== Task description ==
Bring together copies of the lines in the data below that contain the word "Create".
[Entries provided — start]
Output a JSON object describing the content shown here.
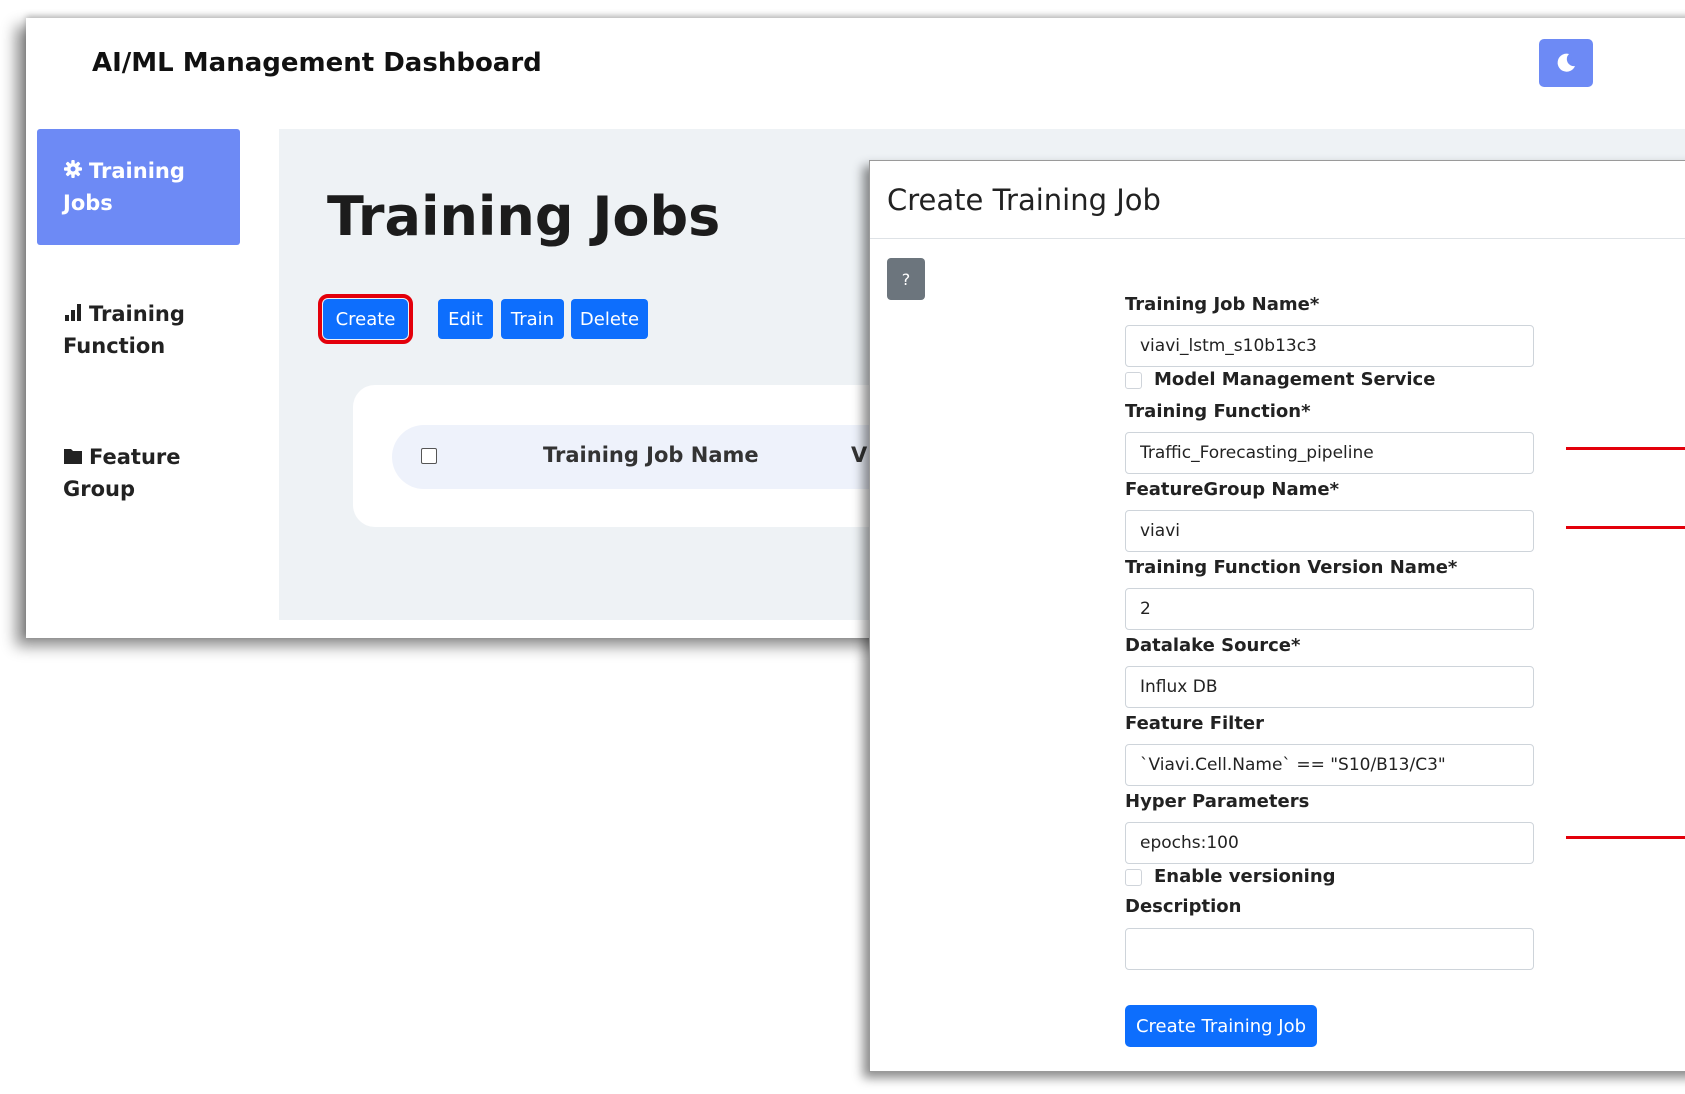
{
  "app": {
    "title": "AI/ML Management Dashboard",
    "theme_icon": "moon-icon"
  },
  "sidebar": {
    "items": [
      {
        "label": "Training Jobs",
        "icon": "gear-icon",
        "active": true
      },
      {
        "label": "Training Function",
        "icon": "bar-chart-icon",
        "active": false
      },
      {
        "label": "Feature Group",
        "icon": "folder-icon",
        "active": false
      }
    ]
  },
  "main": {
    "title": "Training Jobs",
    "toolbar": {
      "create": "Create",
      "edit": "Edit",
      "train": "Train",
      "delete": "Delete"
    },
    "table": {
      "columns": [
        "Training Job Name",
        "V"
      ]
    }
  },
  "modal": {
    "title": "Create Training Job",
    "help_label": "?",
    "fields": {
      "job_name": {
        "label": "Training Job Name*",
        "value": "viavi_lstm_s10b13c3"
      },
      "model_mgmt": {
        "label": "Model Management Service",
        "checked": false
      },
      "training_function": {
        "label": "Training Function*",
        "value": "Traffic_Forecasting_pipeline"
      },
      "feature_group": {
        "label": "FeatureGroup Name*",
        "value": "viavi"
      },
      "function_version": {
        "label": "Training Function Version Name*",
        "value": "2"
      },
      "datalake": {
        "label": "Datalake Source*",
        "value": "Influx DB"
      },
      "feature_filter": {
        "label": "Feature Filter",
        "value": "`Viavi.Cell.Name` == \"S10/B13/C3\""
      },
      "hyper_params": {
        "label": "Hyper Parameters",
        "value": "epochs:100"
      },
      "versioning": {
        "label": "Enable versioning",
        "checked": false
      },
      "description": {
        "label": "Description",
        "value": ""
      }
    },
    "submit": "Create Training Job"
  },
  "colors": {
    "primary": "#0d6efd",
    "sidebar_active": "#6d8af5",
    "highlight": "#e3000b",
    "help_button": "#6c757d"
  }
}
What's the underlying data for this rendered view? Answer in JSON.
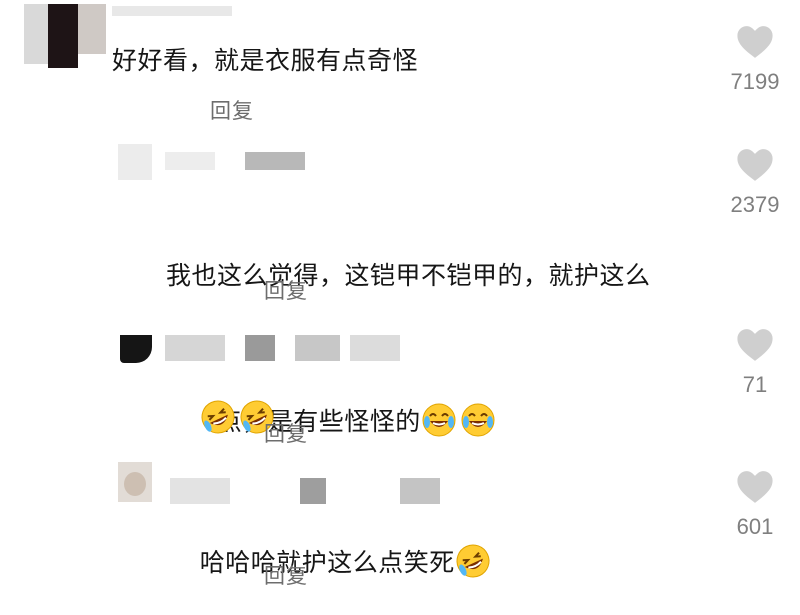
{
  "comments": [
    {
      "text": "好好看，就是衣服有点奇怪",
      "reply_label": "回复",
      "like_icon": "heart-icon",
      "like_count": "7199"
    },
    {
      "text_line1": "我也这么觉得，这铠甲不铠甲的，就护这么",
      "text_line2": "点，是有些怪怪的",
      "emojis": [
        "laughing-crying-emoji",
        "laughing-crying-emoji"
      ],
      "reply_label": "回复",
      "like_icon": "heart-icon",
      "like_count": "2379"
    },
    {
      "text": "",
      "emojis": [
        "rofl-emoji",
        "rofl-emoji"
      ],
      "reply_label": "回复",
      "like_icon": "heart-icon",
      "like_count": "71"
    },
    {
      "text": "哈哈哈就护这么点笑死",
      "emojis": [
        "rofl-emoji"
      ],
      "reply_label": "回复",
      "like_icon": "heart-icon",
      "like_count": "601"
    }
  ],
  "colors": {
    "heart": "#cfcfcf",
    "count_text": "#7f7f7f",
    "reply_text": "#6d6d6d",
    "comment_text": "#161616",
    "emoji_face": "#ffcc33"
  }
}
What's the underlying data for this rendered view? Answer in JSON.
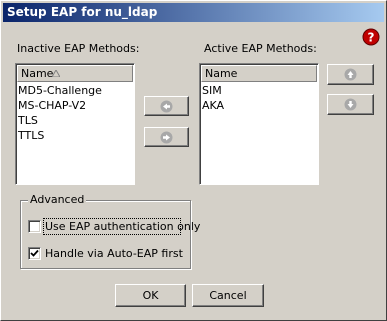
{
  "window": {
    "title": "Setup EAP for nu_ldap"
  },
  "help_icon": {
    "name": "help-icon",
    "color": "#c00000"
  },
  "inactive": {
    "label": "Inactive EAP Methods:",
    "column_header": "Name",
    "items": [
      "MD5-Challenge",
      "MS-CHAP-V2",
      "TLS",
      "TTLS"
    ]
  },
  "active": {
    "label": "Active EAP Methods:",
    "column_header": "Name",
    "items": [
      "SIM",
      "AKA"
    ]
  },
  "transfer_buttons": {
    "move_left_icon": "arrow-left-icon",
    "move_right_icon": "arrow-right-icon"
  },
  "order_buttons": {
    "move_up_icon": "arrow-up-icon",
    "move_down_icon": "arrow-down-icon"
  },
  "advanced": {
    "legend": "Advanced",
    "options": [
      {
        "label": "Use EAP authentication only",
        "checked": false
      },
      {
        "label": "Handle via Auto-EAP first",
        "checked": true
      }
    ]
  },
  "footer": {
    "ok_label": "OK",
    "cancel_label": "Cancel"
  }
}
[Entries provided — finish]
== Your solution ==
      "create": "Create",
    "title": "Create Training Job",
    "submit": "Create Training Job"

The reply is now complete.